▶ **Recorded information**
- - - - - - -

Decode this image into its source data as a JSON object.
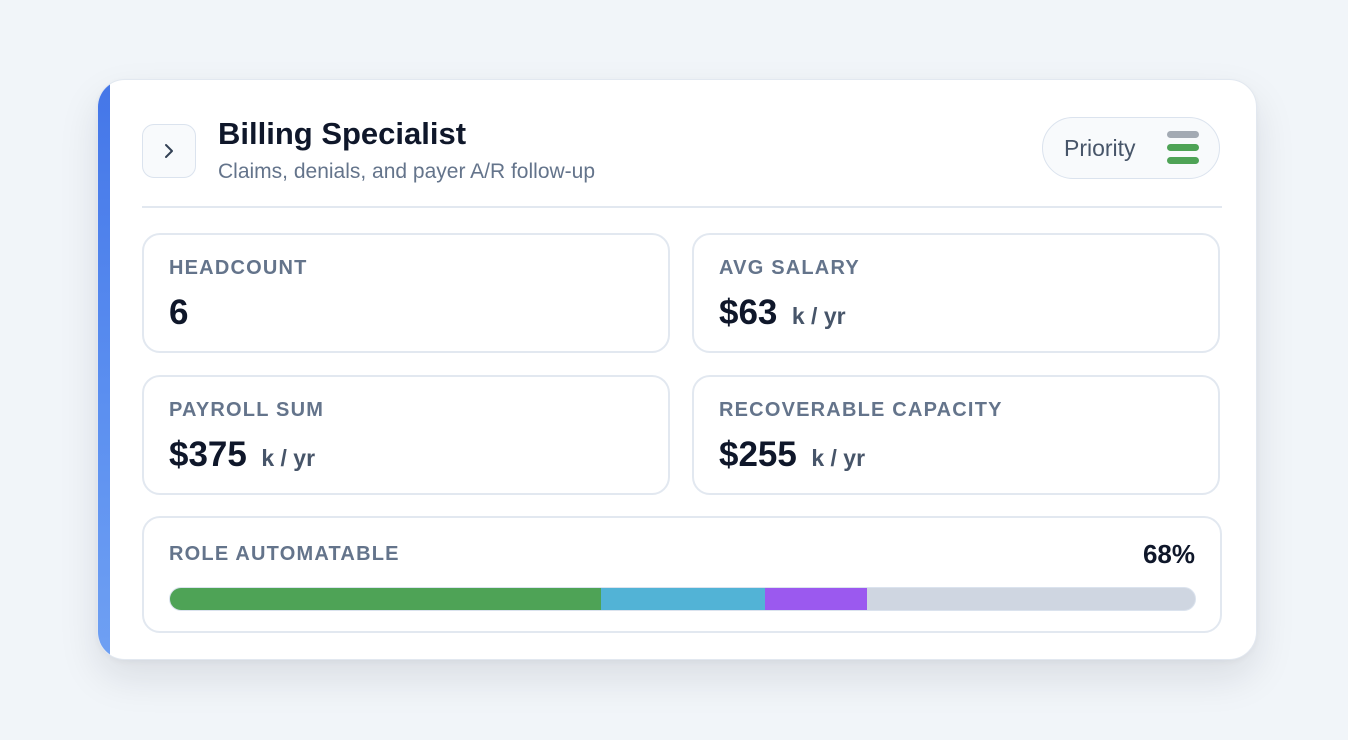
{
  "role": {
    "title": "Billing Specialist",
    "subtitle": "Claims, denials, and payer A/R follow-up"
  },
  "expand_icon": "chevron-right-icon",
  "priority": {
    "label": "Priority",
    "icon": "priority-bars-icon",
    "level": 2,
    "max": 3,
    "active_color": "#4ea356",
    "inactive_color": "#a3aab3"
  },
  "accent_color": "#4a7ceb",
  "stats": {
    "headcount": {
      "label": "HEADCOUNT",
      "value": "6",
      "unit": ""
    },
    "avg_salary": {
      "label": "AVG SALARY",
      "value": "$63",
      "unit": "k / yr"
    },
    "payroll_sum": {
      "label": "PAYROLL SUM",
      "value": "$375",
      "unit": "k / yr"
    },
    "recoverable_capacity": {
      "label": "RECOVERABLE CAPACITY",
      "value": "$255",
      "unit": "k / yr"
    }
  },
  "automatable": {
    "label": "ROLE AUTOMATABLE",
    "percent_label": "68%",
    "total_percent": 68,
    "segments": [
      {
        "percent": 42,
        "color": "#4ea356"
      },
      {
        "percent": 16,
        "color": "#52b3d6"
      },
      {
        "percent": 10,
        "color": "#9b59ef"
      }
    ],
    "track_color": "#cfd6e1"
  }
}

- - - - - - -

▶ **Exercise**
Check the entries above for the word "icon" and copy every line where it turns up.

▶ **Answer box**
  "expand_icon": "chevron-right-icon",
    "icon": "priority-bars-icon",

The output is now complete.